The performance was all about fusion, opening with a nod to US pop star Michael Jackson’s famous pelvic dance move and the sounds of a joyful soukous song which then moved to Afro house sounds (electronic dance music with South African roots) with a sprinkle of coupé-décalé.
They mixed some traditional steps of these styles with a few other moves from the numerous fascinating dances of the Ugandan repertoire.
Francesca Negro says Uganda traditional dances include ding dong (a children’s play dance from the Acholi people), agwara (a ritual dance today used in wedding and funeral ceremonies), ekoche (a courtship dance of the Lango people), ekizino (from the Bakiga people) and ekitaguriro (from the Banyankore people, also called the cow dance and based on the movements of the cow). Together with several other Ugandan dances they represent one of the richest living dance archives on the continent.
“Add to this the personal facial and bodily interpretations of the young dancers and you have a mix that’s absolutely fresh,” he says.
What makes them unique?
The combination of tradition and innovation is perfectly mastered by Ghetto Kids. Their iconic moves reflect the flux of artistic and cultural influence that exists between sub-Saharan African countries.
The group is also aware of the power of both displaying and dispelling stereotypical images of Africa through surprising and funny interpretations of their influences. The iconography of the traditional African village, of rural landscapes and even of African swag (dressing in fancy hats and jackets) are used to propose their own attitude towards life.
A mix of self-confidence, irony and joyful optimism exude from all of their videos and performances. They embrace who they really are and are willing to share their recipe for happiness.
Why Ghetto Kids matter
Ghetto Kids founder Dauda has often spoken of being a street kid himself, unable to afford to go to school. A stranger funded his education and he promised himself he’d do the same for others; he started his foundation after graduating as a math teacher.

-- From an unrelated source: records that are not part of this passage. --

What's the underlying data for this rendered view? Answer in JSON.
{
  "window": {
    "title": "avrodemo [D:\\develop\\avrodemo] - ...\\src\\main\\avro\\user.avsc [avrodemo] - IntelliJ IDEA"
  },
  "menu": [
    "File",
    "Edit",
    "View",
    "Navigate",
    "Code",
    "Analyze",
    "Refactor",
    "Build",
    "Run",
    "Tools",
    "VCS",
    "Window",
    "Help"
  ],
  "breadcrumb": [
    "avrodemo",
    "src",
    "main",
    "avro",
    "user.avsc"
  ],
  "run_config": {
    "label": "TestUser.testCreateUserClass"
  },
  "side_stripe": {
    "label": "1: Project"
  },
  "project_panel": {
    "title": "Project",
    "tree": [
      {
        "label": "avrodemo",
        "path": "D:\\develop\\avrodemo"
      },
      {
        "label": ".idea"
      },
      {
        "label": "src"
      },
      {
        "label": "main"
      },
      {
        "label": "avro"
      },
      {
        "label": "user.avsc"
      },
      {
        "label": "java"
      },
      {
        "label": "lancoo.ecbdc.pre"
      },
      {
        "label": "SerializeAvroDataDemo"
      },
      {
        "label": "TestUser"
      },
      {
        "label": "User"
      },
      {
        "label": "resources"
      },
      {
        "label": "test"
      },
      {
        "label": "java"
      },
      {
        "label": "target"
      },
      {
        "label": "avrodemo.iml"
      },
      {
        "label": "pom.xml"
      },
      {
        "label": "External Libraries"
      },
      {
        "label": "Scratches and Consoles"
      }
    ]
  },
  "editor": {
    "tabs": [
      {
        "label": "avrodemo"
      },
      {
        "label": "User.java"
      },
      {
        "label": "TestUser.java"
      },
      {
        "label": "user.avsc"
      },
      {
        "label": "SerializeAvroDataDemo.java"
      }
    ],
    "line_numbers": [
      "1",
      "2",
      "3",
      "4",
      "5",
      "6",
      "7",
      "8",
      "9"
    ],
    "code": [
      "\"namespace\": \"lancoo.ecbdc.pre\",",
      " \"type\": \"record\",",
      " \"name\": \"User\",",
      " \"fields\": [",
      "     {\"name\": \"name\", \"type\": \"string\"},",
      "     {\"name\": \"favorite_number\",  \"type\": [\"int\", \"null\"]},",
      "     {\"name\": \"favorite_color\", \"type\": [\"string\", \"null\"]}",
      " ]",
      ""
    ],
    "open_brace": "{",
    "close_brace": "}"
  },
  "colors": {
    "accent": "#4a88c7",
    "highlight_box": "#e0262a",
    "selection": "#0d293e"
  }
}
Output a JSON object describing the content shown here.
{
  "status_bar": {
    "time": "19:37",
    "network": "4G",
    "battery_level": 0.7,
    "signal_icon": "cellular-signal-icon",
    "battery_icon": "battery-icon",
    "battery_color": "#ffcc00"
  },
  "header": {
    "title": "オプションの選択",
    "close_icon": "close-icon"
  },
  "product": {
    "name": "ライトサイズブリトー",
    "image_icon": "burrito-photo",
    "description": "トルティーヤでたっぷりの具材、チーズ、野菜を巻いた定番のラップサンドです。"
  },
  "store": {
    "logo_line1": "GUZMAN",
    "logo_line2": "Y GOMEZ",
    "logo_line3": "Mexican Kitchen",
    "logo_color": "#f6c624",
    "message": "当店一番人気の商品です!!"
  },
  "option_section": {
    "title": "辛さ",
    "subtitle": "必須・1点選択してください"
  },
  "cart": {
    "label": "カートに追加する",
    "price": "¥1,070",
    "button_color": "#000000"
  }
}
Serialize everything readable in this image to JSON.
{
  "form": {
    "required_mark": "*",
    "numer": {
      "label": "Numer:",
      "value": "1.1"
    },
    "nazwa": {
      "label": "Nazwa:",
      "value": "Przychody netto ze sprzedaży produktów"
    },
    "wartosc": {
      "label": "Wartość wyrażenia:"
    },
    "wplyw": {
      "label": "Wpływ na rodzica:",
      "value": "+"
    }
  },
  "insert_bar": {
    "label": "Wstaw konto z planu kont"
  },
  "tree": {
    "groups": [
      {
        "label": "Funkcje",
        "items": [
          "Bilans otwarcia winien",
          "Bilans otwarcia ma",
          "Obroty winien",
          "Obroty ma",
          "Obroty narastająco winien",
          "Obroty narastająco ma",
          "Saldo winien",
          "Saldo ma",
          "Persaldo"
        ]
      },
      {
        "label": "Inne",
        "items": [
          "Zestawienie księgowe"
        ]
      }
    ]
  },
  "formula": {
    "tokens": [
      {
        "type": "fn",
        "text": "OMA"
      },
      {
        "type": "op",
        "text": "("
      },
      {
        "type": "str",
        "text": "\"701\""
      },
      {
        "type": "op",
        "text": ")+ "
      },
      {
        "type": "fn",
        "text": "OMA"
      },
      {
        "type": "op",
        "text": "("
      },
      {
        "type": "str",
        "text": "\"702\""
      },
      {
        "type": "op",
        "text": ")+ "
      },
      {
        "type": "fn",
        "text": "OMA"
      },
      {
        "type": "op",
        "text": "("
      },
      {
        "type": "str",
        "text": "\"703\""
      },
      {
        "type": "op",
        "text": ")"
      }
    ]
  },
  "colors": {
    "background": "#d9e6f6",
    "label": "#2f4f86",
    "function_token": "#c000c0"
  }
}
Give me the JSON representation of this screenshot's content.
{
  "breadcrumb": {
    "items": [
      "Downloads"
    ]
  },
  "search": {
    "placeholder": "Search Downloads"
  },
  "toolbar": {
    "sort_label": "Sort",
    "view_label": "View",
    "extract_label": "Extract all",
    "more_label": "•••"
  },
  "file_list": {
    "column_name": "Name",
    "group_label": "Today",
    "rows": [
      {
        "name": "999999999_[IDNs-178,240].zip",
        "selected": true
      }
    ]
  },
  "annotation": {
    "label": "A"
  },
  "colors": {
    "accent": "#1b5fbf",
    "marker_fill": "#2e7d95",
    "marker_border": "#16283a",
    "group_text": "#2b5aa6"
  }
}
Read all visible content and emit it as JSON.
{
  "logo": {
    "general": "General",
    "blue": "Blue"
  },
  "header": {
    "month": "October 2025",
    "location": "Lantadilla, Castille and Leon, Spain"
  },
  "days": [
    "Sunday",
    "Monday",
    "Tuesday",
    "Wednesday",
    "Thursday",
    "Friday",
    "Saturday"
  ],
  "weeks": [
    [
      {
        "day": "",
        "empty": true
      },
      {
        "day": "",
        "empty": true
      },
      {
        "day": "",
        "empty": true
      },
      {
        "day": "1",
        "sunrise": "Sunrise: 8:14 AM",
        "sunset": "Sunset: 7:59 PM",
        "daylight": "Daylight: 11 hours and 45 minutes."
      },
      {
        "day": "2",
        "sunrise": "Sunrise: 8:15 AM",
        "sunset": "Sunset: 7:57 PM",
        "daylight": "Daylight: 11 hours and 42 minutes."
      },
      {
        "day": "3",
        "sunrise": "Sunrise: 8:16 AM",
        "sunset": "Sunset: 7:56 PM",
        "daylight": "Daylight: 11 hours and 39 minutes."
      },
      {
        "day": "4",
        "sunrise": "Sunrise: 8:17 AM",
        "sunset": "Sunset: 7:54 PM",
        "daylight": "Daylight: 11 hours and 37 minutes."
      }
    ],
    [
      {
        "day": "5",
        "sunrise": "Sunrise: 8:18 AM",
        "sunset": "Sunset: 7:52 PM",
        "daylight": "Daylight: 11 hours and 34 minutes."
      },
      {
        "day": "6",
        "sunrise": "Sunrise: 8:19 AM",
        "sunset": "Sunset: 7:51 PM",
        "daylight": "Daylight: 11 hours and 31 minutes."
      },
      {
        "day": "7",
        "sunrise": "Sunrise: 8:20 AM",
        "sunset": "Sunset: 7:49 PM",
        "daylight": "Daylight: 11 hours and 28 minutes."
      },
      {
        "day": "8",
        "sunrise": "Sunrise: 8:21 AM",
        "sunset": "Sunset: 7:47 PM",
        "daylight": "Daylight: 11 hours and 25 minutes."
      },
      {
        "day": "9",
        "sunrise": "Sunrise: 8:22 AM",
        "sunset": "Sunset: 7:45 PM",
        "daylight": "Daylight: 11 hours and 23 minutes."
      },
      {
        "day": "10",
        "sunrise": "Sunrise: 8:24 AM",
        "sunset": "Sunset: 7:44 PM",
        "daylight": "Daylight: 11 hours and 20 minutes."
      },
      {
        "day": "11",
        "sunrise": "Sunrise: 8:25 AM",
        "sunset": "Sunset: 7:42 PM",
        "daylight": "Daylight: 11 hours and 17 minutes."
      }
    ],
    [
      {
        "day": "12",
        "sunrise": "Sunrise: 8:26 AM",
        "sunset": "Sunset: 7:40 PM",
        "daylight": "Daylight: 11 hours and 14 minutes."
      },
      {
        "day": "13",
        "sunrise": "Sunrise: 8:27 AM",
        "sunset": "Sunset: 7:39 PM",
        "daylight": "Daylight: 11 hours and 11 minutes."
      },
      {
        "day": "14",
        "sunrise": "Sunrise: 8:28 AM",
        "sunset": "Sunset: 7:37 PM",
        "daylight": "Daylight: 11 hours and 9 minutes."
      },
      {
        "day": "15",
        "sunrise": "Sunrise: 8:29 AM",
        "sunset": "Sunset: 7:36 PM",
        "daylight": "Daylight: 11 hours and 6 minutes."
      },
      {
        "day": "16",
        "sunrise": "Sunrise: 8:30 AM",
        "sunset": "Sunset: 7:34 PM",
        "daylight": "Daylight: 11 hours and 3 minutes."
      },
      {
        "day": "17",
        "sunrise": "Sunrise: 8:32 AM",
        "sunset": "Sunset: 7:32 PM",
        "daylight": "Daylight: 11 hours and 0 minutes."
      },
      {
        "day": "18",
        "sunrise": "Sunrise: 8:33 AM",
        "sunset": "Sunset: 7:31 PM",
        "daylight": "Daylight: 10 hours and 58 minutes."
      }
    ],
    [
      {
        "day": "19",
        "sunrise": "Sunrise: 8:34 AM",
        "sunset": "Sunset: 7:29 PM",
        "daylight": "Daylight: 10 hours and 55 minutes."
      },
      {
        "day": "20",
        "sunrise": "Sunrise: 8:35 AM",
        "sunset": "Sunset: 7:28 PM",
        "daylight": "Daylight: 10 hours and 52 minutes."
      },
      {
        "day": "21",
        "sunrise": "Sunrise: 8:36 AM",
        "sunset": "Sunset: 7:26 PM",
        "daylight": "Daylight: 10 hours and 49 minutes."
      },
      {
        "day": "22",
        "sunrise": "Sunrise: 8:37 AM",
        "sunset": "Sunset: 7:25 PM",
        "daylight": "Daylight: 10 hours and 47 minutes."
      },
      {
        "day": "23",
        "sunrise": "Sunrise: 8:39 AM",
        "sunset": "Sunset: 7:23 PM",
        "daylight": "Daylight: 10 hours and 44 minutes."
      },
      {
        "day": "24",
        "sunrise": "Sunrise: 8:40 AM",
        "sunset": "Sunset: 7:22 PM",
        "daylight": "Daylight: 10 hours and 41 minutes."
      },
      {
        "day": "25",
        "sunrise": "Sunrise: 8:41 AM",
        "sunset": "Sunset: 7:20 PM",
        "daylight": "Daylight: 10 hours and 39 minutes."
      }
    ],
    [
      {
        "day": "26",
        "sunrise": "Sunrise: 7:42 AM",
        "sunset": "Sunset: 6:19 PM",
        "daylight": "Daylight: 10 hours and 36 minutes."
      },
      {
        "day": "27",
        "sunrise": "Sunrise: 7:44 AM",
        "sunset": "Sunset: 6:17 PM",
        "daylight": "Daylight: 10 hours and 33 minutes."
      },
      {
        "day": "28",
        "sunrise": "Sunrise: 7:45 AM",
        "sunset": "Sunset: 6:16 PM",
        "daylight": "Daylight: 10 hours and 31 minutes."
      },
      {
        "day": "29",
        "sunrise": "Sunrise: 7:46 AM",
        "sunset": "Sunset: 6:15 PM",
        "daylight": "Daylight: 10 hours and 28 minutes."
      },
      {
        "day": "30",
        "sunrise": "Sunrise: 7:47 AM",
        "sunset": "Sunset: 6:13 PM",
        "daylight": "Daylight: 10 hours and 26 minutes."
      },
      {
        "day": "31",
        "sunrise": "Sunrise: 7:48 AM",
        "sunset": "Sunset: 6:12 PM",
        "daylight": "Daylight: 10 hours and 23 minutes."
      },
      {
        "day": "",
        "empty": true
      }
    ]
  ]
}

Francesca Negro says Dauda’s mission takes on particular importance in Uganda, a country that has struggled for decades with civil wars where children have been victims of unstable political conditions as well as abduction and abuse from militant groups like the Lord’s Resistance Army and where malaria, respiratory infections and Aids have ended many young lives.
In this context, keeping children visible is also a strategy to protect their lives, to make them count, to stimulate their growth and education, to repair the violence of the past and to denounce their social conditions.
“Triplets Ghetto Kids are the expression of the need to convert historical weakness into strengths for the whole community. They are dancing for their education and survival, and they will succeed,” says Negro. But don’t believe me – just watch!